I think a lot about time. I've written about it a great deal (including my last post which began in a very similar fashion...I repeat myself a lot, too). Time is one of those abstractions that we chase down rabbit holes thinking we can actually figure it out.
In my experience, we can't. Or at least I can't.
I do note that we often treat time like a commodity. We've got nothing but time. We have plenty of time. He has too much time on his hands.
I think we also acknowledge that it is fleeting. Time keeps on slipping, slipping, into the future. Time is running out. If I could keep time in a bottle. We have no more time. Time's up.
But it is those moments in time (aren't all moments in time) that we cherish or hate. Those are the memorable times we think about fondly and wish we could relive or regret deeply and wish we could change. Time, however, has nothing to do with either scenario. Apparently there is no time to go back and relive or redo. We do literally keep slipping into the future.
Or do we? That's where my ponderings start chasing their tails and get tied up in knots. If time isn't linear how can we slip into the future. Shouldn't we be slipping in all directions at once? And if that is the case, then shouldn't there be the possibility that we could crisscross over something we've done before?
I guess I'm referring to the metaphysical "we" because I don't think the physical "we" can do much of anything except age. The metaphysical "we" has more leeway to get all cosmic with theories about time, space and the whole universal enchilada.
I suppose I think a lot about time because I would like it if it was more flexible and allowed me do overs. Because I don't see the point in doing something stupid at one time (pun intended) and being too young and stupid to know any better and then not being able to correct it when you are old enough to realize how stupid it was.
In retrospect I would be redoing a good deal of my life before aged 50.
But part of my also has come to the conclusion that it doesn't really matter in the grand scheme of things. If in reality we just live, do shit, and eventually die then correcting the stupid things we did as some point is pointless. On the other hand, if we are on some grand metaphysical journey to achieve some level of perfection and learn lessons, then fixing things does make sense.
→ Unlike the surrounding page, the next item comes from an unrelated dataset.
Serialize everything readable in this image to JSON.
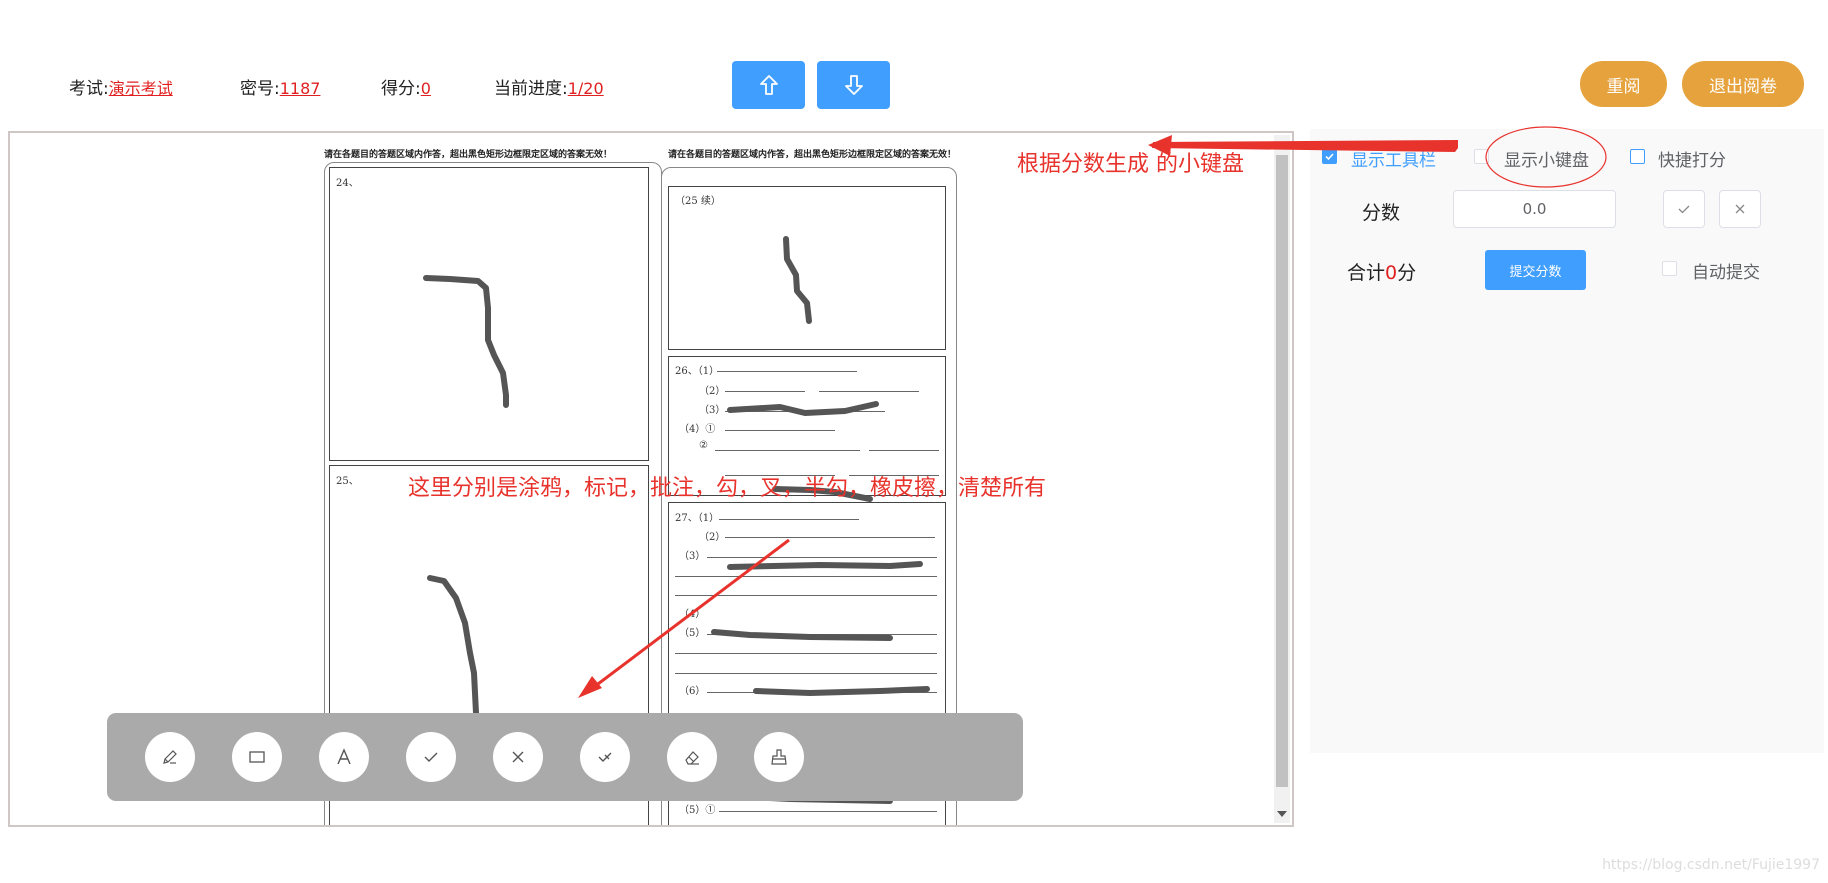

I do have this nasty suspicion that if the latter is true I'd redo all of the things I regret only to be handed a list of the ones I should have regretted but didn't.
I also imagine that on that list would be trying to figure time in the first place.